The software giant hopes its new XNA Game Studio Express software and support will spur games innovation, develop new talent and generally change the way video games are created. The tools will give hobbyists and smaller, independent studios the chance to see their game ideas through to actual game play, Microsoft said.
“XNA Game Studio Express will ignite innovation and accelerate prototyping, forever changing the way games are developed,” said Microsoft Game Developer Group General Manager Chris Satchell at the company’s Gamefest 2006 in Seattle.
The XNA Game Studio Express tools will be freely available for download on Windows XP systems in beta form August 30, Microsoft said, and will become more broadly available this holiday season.
Gaming enthusiasts will also be able to join a “creators club” for US$99 a year that will allow them to build, test and share Xbox 360 games with additional materials and tools designed to help speed the development process.
“This represents the first significant opportunity for novice developers to make a console game without a significant investment in resources,” Microsoft said.
The firm described its XNA Game Studio Express software as an “integrated environment based on Visual Studio Express and .NET development platforms for incorporation and use of game content.”
Ease Is Key
The new system may very well have the potential to impact the overall game industry, but that potential hinges on the tools’ ease-of-use as well as the difficult task of attracting a significant number of serious developers, Parks Associates Director of Gaming and Broadband Michael Cai told TechNewsWorld.
“If it’s still fairly technical, then it’s hard to break the 2-5 percent level,” he said, referring to the percentage of overall gamers who participate.
Cai added that existing games have already heralded the trend toward user-generated content and development, particularly “Half-Life 2” and “Second Life,” both of which have included player-made features.
Games like these have, in fact, already begun to inspire traditional, mainstream game developers to change their models, according to Cai.
User-generated content is becoming “such an important topic for any media industry,” he said.

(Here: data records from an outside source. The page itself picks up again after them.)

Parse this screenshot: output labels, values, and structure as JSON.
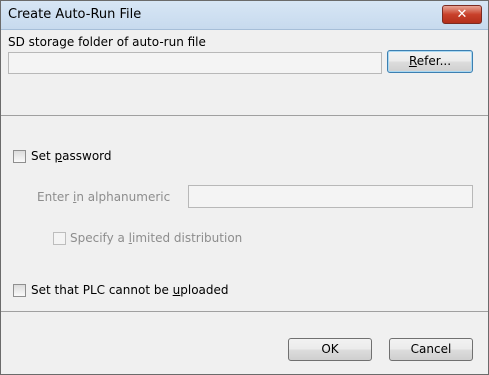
{
  "dialog": {
    "title": "Create Auto-Run File",
    "close_icon": "close-x-icon",
    "close_glyph": "✕"
  },
  "folder_section": {
    "label": "SD storage folder of auto-run file",
    "path_value": "",
    "refer_button": {
      "pre": "",
      "key": "R",
      "post": "efer..."
    }
  },
  "password_section": {
    "set_password": {
      "pre": "Set ",
      "key": "p",
      "post": "assword",
      "checked": false
    },
    "alphanumeric": {
      "pre": "Enter ",
      "key": "i",
      "post": "n alphanumeric",
      "value": "",
      "enabled": false
    },
    "limited_distribution": {
      "pre": "Specify a ",
      "key": "l",
      "post": "imited distribution",
      "checked": false,
      "enabled": false
    },
    "no_upload": {
      "pre": "Set that PLC cannot be ",
      "key": "u",
      "post": "ploaded",
      "checked": false
    }
  },
  "footer": {
    "ok_label": "OK",
    "cancel_label": "Cancel"
  }
}
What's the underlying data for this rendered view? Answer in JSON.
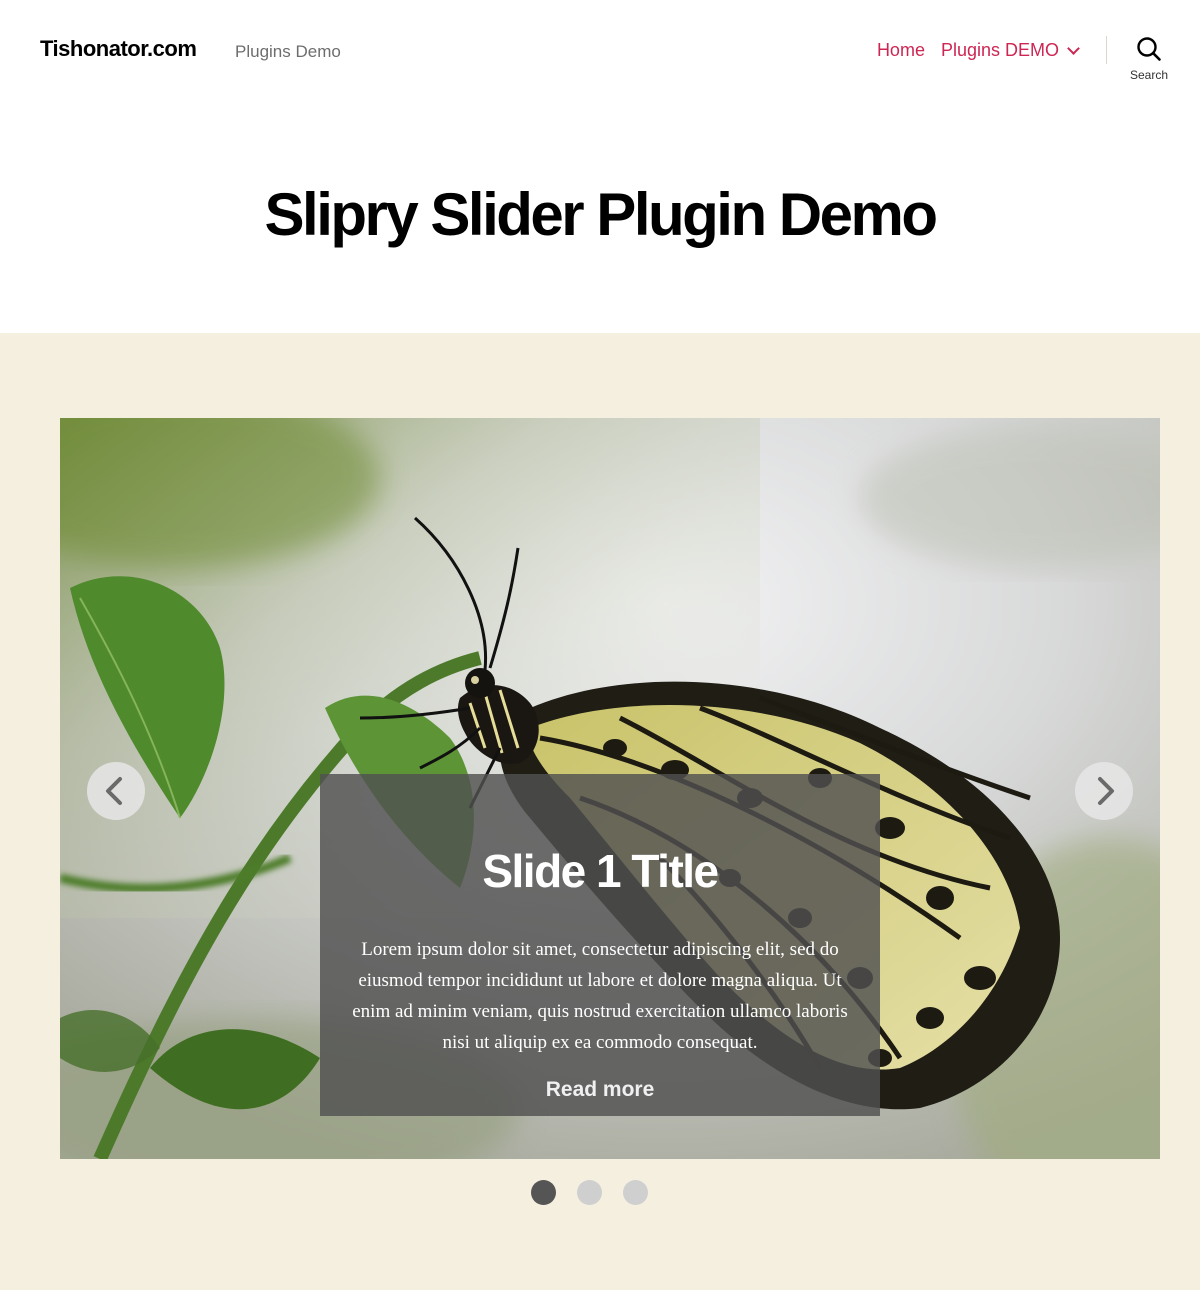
{
  "header": {
    "site_title": "Tishonator.com",
    "site_description": "Plugins Demo",
    "nav": [
      {
        "label": "Home"
      },
      {
        "label": "Plugins DEMO",
        "has_submenu": true
      }
    ],
    "search_label": "Search"
  },
  "page": {
    "title": "Slipry Slider Plugin Demo"
  },
  "slider": {
    "current_slide": 1,
    "slide_count": 3,
    "slide": {
      "title": "Slide 1 Title",
      "text": "Lorem ipsum dolor sit amet, consectetur adipiscing elit, sed do eiusmod tempor incididunt ut labore et dolore magna aliqua. Ut enim ad minim veniam, quis nostrud exercitation ullamco laboris nisi ut aliquip ex ea commodo consequat.",
      "read_more": "Read more"
    },
    "arrows": {
      "prev_icon": "chevron-left-icon",
      "next_icon": "chevron-right-icon"
    }
  },
  "colors": {
    "accent": "#cd2653",
    "band_background": "#f5efe0",
    "dot_active": "#555555",
    "dot_inactive": "#cfcfcf"
  }
}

Microsoft also said it will release a second XNA toolset next spring, this one aimed at more experienced and professional game developers.